[Page and application data records]
_ _ _ _ _

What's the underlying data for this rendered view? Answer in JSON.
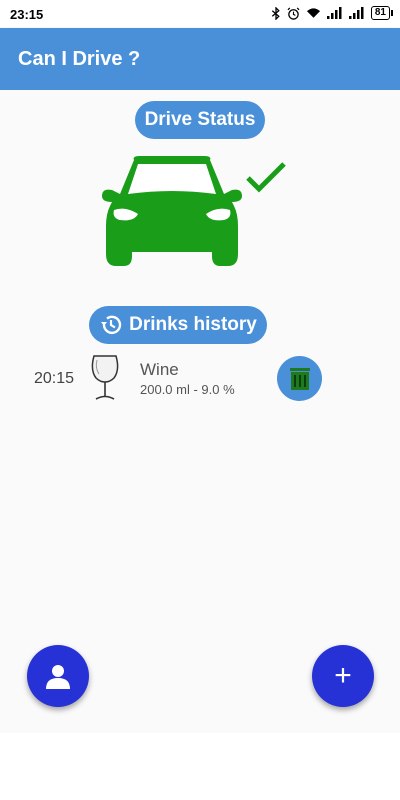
{
  "status_bar": {
    "time": "23:15",
    "battery": "81"
  },
  "app_bar": {
    "title": "Can I Drive ?"
  },
  "drive_status": {
    "label": "Drive Status",
    "status_icon": "car-icon",
    "status_color": "#1a9e1a"
  },
  "history": {
    "label": "Drinks history",
    "items": [
      {
        "time": "20:15",
        "name": "Wine",
        "detail": "200.0 ml - 9.0 %",
        "icon": "wine-glass-icon"
      }
    ]
  },
  "fab": {
    "add_label": "+"
  },
  "colors": {
    "primary": "#4a90d9",
    "fab": "#2632d6",
    "ok": "#1a9e1a"
  }
}
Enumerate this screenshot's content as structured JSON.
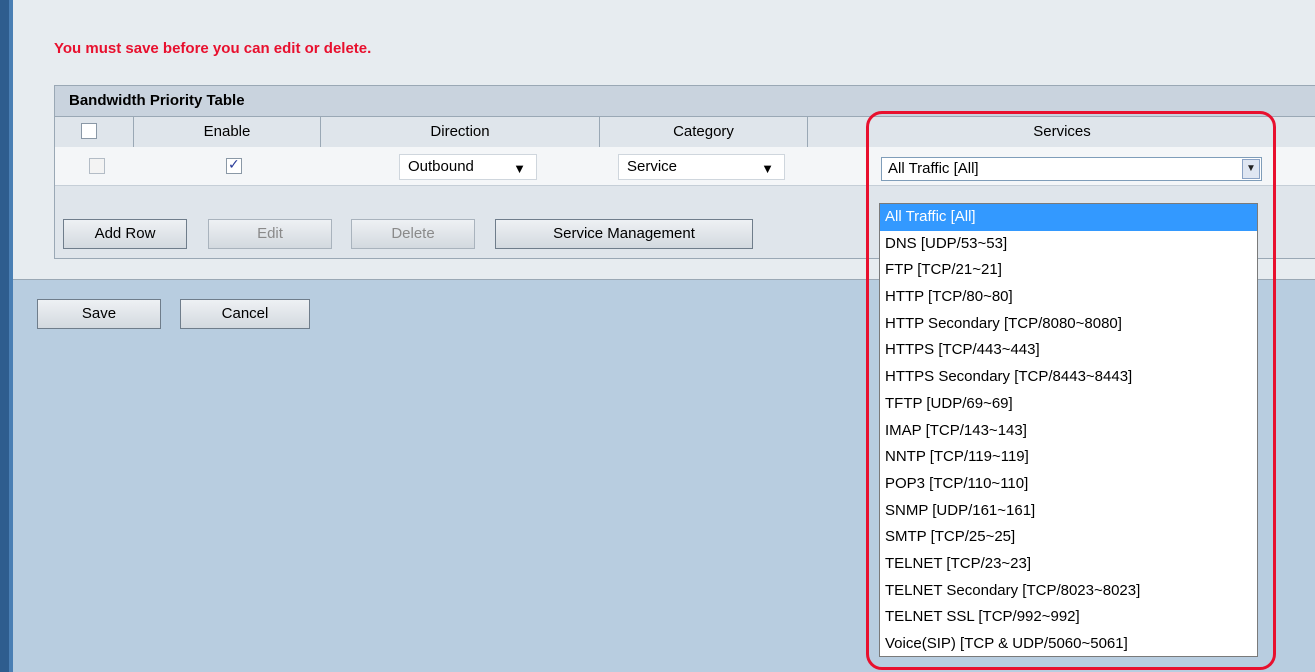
{
  "warning": "You must save before you can edit or delete.",
  "table": {
    "title": "Bandwidth Priority Table",
    "headers": {
      "enable": "Enable",
      "direction": "Direction",
      "category": "Category",
      "services": "Services"
    },
    "row": {
      "enabled": true,
      "direction": "Outbound",
      "category": "Service",
      "service": "All Traffic [All]"
    },
    "buttons": {
      "add_row": "Add Row",
      "edit": "Edit",
      "delete": "Delete",
      "service_management": "Service Management"
    }
  },
  "footer": {
    "save": "Save",
    "cancel": "Cancel"
  },
  "services_options": [
    "All Traffic [All]",
    "DNS [UDP/53~53]",
    "FTP [TCP/21~21]",
    "HTTP [TCP/80~80]",
    "HTTP Secondary [TCP/8080~8080]",
    "HTTPS [TCP/443~443]",
    "HTTPS Secondary [TCP/8443~8443]",
    "TFTP [UDP/69~69]",
    "IMAP [TCP/143~143]",
    "NNTP [TCP/119~119]",
    "POP3 [TCP/110~110]",
    "SNMP [UDP/161~161]",
    "SMTP [TCP/25~25]",
    "TELNET [TCP/23~23]",
    "TELNET Secondary [TCP/8023~8023]",
    "TELNET SSL [TCP/992~992]",
    "Voice(SIP) [TCP & UDP/5060~5061]"
  ],
  "selected_service_index": 0,
  "colors": {
    "warning": "#e8102e",
    "highlight": "#e8102e",
    "selected_option": "#3399ff",
    "background": "#b8cde0"
  }
}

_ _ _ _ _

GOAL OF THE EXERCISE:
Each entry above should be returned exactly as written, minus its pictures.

RESPONSE TO THIS TASK:
What's the underlying data for this rendered view? Answer in JSON.
{
  "status_bar": {
    "time": "23:15",
    "battery": "81"
  },
  "app_bar": {
    "title": "Can I Drive ?"
  },
  "drive_status": {
    "label": "Drive Status",
    "status_icon": "car-icon",
    "status_color": "#1a9e1a"
  },
  "history": {
    "label": "Drinks history",
    "items": [
      {
        "time": "20:15",
        "name": "Wine",
        "detail": "200.0 ml - 9.0 %",
        "icon": "wine-glass-icon"
      }
    ]
  },
  "fab": {
    "add_label": "+"
  },
  "colors": {
    "primary": "#4a90d9",
    "fab": "#2632d6",
    "ok": "#1a9e1a"
  }
}
Enumerate this screenshot's content as structured JSON.
{
  "warning": "You must save before you can edit or delete.",
  "table": {
    "title": "Bandwidth Priority Table",
    "headers": {
      "enable": "Enable",
      "direction": "Direction",
      "category": "Category",
      "services": "Services"
    },
    "row": {
      "enabled": true,
      "direction": "Outbound",
      "category": "Service",
      "service": "All Traffic [All]"
    },
    "buttons": {
      "add_row": "Add Row",
      "edit": "Edit",
      "delete": "Delete",
      "service_management": "Service Management"
    }
  },
  "footer": {
    "save": "Save",
    "cancel": "Cancel"
  },
  "services_options": [
    "All Traffic [All]",
    "DNS [UDP/53~53]",
    "FTP [TCP/21~21]",
    "HTTP [TCP/80~80]",
    "HTTP Secondary [TCP/8080~8080]",
    "HTTPS [TCP/443~443]",
    "HTTPS Secondary [TCP/8443~8443]",
    "TFTP [UDP/69~69]",
    "IMAP [TCP/143~143]",
    "NNTP [TCP/119~119]",
    "POP3 [TCP/110~110]",
    "SNMP [UDP/161~161]",
    "SMTP [TCP/25~25]",
    "TELNET [TCP/23~23]",
    "TELNET Secondary [TCP/8023~8023]",
    "TELNET SSL [TCP/992~992]",
    "Voice(SIP) [TCP & UDP/5060~5061]"
  ],
  "selected_service_index": 0,
  "colors": {
    "warning": "#e8102e",
    "highlight": "#e8102e",
    "selected_option": "#3399ff",
    "background": "#b8cde0"
  }
}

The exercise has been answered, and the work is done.